Winter cycling is fun and it definitively separates hard-core cyclists from chickens. To enjoy riding when the temperature drops below zero, […]
Winter cycling is fun and it definitively separates hard-core cyclists from chickens. To enjoy riding when the temperature drops below zero, you not only need to be fit but also have your bike ready to plough the snowy streets. If you don’t want to lose a big part of your cycling year just because the outside conditions are way too arctic, this article may help you to get your bike into good winter shape.
Prepare it in advance
Prevention is better than cure. The main issue in winter is not possible corrosion of the frame, but dirt, slush and corrosion making brakes, cables, derailleurs and other moving parts stick. Mating surfaces such as seat post, stem or bottom bracket cups should be greased or treated with anti-seize compound before the winter season starts so they don’t rust together.
Keep it clean
There are two unavoidable facts about winter riding – your bike will get dirty, and it will not like it. All those moving parts suffer from being exposed to salty, wet roads. If left uncared for, the salt will begin to corrode and rust your nice bike. It’s surprising how quickly a chain can turn orange in winter. A good old-fashioned bucket of soap and water will do the job too, but there are plenty of bike-specific cleaning products on the market to help you a lot better. A degreaser and chain bath will make short work of mucky components. If you don’t have a garage and you don’t want to wash your bike in the shower, you may want to try some of the NoH2O cleaning products.
Lubricate the chain
In the winter months, it’s advisable to clean and lube your chain ideally after every ride depending on where you have been riding. Use a rag to dry off your chain and the spaces between the cogs on your rear cassette, then spray some lube onto the chain, turn the pedals and as you do so change up and down your rear gears allowing the chain to move up and down the cassette distributing the spray.
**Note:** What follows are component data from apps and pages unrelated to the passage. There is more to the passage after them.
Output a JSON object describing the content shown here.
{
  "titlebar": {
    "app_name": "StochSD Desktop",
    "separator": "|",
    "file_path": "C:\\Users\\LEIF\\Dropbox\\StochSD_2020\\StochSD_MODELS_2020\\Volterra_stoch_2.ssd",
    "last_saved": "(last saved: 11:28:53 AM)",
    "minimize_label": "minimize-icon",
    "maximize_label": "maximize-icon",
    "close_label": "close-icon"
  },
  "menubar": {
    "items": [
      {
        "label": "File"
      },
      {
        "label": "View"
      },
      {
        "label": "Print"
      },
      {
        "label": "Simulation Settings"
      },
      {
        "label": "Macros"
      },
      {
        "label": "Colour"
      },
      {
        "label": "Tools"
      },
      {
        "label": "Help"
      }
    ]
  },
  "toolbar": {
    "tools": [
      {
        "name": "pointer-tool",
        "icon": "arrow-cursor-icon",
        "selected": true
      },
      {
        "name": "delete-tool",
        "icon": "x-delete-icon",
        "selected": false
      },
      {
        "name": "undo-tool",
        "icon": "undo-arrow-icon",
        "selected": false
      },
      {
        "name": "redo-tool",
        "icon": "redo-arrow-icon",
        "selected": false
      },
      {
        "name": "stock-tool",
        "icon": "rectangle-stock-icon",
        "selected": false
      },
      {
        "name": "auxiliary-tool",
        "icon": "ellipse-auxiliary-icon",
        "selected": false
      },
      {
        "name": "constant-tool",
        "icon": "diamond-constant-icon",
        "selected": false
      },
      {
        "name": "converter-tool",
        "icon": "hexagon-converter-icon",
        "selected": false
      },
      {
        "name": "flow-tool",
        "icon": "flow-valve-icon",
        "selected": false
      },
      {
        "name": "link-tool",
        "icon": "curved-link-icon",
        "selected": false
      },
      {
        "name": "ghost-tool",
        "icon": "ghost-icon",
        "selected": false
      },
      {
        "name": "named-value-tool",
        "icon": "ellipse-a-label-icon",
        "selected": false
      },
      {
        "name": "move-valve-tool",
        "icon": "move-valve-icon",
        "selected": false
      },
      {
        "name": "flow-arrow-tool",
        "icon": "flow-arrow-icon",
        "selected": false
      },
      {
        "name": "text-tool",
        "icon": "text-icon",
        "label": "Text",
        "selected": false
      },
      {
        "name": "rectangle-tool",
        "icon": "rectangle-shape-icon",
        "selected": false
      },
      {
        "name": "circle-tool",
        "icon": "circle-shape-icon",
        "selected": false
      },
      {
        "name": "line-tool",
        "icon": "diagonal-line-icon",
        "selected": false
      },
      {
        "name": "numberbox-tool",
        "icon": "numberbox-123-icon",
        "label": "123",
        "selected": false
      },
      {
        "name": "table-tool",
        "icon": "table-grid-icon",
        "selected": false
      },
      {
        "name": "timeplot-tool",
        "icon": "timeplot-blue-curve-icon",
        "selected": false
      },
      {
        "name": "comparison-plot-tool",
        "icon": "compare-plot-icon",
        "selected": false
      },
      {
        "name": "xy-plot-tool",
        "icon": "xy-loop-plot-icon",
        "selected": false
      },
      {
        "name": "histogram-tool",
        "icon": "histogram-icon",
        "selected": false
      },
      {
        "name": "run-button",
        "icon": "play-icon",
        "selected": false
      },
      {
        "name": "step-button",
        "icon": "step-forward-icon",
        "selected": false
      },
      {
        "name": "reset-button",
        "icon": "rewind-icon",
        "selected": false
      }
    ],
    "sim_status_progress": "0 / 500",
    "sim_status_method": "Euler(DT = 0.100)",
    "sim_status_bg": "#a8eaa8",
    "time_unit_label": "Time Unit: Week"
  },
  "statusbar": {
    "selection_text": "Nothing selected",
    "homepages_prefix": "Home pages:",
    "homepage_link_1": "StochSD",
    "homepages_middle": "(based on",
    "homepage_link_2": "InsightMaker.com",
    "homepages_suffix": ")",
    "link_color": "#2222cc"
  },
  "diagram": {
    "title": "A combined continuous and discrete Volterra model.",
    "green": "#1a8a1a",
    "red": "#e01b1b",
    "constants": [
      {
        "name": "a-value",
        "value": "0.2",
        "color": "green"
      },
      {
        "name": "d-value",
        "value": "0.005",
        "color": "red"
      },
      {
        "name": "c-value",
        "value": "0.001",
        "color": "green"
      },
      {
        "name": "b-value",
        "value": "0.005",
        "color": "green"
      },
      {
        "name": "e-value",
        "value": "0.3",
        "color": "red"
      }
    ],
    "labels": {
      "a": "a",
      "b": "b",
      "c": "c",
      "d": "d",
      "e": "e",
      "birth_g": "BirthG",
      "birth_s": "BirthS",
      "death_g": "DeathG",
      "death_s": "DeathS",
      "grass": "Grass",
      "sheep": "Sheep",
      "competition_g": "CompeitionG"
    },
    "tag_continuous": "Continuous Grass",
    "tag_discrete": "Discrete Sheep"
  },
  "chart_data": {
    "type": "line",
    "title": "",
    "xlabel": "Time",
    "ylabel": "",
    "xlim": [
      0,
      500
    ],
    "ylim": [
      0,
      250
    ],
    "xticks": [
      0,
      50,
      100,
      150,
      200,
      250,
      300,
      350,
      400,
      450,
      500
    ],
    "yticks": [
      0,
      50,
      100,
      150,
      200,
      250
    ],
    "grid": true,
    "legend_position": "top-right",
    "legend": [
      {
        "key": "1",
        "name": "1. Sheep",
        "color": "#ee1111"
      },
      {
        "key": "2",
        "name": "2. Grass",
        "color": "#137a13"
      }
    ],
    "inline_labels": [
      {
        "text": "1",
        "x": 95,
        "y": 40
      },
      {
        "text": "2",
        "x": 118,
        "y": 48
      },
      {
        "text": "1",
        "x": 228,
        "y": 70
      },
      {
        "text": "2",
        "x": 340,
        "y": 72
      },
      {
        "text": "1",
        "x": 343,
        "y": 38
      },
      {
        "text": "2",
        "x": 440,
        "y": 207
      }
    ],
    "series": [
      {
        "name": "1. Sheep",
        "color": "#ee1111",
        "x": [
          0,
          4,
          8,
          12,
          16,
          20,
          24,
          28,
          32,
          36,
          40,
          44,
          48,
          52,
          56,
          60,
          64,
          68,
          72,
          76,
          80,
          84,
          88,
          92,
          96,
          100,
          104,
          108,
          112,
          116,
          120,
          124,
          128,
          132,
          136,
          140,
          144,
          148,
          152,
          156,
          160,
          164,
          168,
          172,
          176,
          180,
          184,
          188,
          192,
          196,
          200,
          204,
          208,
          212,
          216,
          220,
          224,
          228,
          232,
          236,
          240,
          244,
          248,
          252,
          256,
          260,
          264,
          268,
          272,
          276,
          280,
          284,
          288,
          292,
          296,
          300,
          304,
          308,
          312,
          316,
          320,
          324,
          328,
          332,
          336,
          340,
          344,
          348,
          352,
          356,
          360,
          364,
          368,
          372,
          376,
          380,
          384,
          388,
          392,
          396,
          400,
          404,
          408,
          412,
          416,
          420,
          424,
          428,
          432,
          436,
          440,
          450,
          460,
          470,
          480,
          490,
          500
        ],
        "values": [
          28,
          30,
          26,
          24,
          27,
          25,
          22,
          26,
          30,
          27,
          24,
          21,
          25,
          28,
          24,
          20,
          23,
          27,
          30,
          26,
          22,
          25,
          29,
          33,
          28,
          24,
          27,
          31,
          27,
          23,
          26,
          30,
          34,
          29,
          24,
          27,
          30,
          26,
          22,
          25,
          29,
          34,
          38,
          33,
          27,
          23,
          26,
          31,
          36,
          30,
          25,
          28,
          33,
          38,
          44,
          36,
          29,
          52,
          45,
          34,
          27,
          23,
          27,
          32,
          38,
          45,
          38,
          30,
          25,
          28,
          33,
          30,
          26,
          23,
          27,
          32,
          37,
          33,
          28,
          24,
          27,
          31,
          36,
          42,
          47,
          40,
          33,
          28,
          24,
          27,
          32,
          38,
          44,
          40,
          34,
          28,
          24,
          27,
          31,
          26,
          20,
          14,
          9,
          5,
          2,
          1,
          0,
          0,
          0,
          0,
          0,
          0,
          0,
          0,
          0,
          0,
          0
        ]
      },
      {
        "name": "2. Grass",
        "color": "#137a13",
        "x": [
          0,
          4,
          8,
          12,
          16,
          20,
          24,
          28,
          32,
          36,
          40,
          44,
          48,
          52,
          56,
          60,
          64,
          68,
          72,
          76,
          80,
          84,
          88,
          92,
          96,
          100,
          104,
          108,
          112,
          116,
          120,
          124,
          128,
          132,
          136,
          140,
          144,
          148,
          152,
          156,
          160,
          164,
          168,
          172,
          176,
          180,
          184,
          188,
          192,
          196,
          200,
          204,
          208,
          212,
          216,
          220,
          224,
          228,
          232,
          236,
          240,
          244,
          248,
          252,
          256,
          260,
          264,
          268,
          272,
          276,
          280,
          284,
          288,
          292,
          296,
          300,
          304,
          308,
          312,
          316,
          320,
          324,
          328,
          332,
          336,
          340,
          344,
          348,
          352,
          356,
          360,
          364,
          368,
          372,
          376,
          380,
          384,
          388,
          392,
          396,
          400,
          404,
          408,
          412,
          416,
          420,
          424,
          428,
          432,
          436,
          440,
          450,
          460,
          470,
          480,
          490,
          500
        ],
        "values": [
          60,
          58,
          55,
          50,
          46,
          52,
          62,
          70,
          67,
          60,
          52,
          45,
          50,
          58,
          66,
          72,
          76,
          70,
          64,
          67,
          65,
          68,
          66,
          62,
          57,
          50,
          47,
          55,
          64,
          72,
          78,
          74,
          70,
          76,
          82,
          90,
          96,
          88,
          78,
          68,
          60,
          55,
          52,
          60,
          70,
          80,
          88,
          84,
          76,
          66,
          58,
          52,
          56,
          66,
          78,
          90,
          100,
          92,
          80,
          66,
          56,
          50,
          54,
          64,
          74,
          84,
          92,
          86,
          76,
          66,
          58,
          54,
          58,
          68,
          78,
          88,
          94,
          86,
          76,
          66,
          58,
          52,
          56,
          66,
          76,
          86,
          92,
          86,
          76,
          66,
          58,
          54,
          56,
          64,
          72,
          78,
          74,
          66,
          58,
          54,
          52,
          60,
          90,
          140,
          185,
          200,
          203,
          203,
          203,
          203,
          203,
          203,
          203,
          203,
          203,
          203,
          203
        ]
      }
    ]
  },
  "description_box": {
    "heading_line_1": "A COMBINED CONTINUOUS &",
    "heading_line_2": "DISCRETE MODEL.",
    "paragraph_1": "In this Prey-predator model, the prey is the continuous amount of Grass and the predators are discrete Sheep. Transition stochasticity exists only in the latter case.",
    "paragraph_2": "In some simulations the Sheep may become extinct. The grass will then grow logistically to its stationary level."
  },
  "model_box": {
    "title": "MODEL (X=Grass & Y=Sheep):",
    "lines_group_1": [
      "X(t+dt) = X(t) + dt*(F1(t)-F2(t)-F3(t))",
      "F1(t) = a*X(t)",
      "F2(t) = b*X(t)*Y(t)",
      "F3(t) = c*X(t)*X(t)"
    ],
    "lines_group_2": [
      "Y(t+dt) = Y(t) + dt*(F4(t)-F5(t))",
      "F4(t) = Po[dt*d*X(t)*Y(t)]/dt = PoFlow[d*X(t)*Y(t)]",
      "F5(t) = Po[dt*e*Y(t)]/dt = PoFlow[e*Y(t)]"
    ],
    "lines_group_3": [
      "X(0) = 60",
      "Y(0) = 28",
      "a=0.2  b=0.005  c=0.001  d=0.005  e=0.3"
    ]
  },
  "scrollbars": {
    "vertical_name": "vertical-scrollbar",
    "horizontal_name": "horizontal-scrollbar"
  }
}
Wipe off any excess with a cloth.
Put the winter tyres on
The roads in winter are wetter, dirtier and hold a lot more debris than any other time of the year, which can turn your ride into a nightmare. Winter-specific tyres will typically be a little heavier and have a higher rolling resistance than tyres more typically used for summer riding but in return, they’re likely to be more durable and offer increased puncture resistance. Preferred tyre width depends on conditions. Narrow tyres carve into soft, new snow and rest on the surface underneath. Wider tyres ride on top of packed snow and are less likely to be diverted by an uneven surface.
Love them or hate them, mudguards are a winter riding essential. They’ll keep your bum, lower legs and feet dry making things more comfortable for you. And if you’re riding in a group, they’re important to protect your riding buddies from the cold and dirty water sprayed from your tyres.
Keep the lights on throughout the season
Darker nights make for a more dangerous commute. But, with increasingly innovative bike lights on the market, there’s no excuse not to stay safe. It’s recommended to keep them on your bike throughout the winter for a good visibility even in the middle of the day. Even if you’re unlikely to ride when it’s dark, a small set of emergency lights is a worthwhile investment to get you out of trouble when necessary.